- ASSIGNED TASK: Scan the entries below. Return every line that includes "通常使うプリンター".

- RECORDS FOR THIS TASK:

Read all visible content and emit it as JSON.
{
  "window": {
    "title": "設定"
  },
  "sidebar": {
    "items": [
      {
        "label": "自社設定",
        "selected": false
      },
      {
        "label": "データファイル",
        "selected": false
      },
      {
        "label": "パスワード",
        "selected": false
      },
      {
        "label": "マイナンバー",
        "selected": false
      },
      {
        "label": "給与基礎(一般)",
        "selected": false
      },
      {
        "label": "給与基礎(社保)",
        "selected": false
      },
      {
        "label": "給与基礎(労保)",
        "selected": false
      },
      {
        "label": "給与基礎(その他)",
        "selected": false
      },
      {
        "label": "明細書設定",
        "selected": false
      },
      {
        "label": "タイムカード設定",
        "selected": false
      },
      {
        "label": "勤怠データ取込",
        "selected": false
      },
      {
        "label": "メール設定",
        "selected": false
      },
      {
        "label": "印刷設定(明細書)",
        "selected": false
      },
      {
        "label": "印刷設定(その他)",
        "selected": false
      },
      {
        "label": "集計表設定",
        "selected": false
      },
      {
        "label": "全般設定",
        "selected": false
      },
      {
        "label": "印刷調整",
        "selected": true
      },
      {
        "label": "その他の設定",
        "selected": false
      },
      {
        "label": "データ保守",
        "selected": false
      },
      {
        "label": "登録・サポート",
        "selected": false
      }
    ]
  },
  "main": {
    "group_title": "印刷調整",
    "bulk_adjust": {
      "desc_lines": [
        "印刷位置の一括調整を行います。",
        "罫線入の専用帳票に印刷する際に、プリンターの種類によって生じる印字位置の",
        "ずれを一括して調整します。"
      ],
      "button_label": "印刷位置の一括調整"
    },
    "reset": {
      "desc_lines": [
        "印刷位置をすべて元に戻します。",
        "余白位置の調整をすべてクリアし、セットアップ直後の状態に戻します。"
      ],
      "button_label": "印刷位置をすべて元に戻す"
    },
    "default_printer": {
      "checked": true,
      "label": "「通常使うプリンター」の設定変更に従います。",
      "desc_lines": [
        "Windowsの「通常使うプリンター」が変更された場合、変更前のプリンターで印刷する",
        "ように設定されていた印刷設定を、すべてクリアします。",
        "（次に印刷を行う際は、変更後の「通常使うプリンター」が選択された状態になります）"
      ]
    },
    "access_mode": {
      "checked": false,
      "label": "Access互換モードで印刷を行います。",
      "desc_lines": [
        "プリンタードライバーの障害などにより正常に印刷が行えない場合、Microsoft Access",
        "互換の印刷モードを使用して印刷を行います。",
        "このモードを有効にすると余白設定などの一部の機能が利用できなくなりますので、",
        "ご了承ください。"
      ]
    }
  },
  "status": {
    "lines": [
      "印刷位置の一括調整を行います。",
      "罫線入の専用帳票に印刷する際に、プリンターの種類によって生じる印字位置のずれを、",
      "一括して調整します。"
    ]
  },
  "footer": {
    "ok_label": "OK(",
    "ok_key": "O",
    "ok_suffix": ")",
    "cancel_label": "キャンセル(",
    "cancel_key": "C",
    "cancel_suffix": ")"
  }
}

- RESPONSE TO THIS TASK:
      "label": "「通常使うプリンター」の設定変更に従います。",
        "Windowsの「通常使うプリンター」が変更された場合、変更前のプリンターで印刷する",
        "（次に印刷を行う際は、変更後の「通常使うプリンター」が選択された状態になります）"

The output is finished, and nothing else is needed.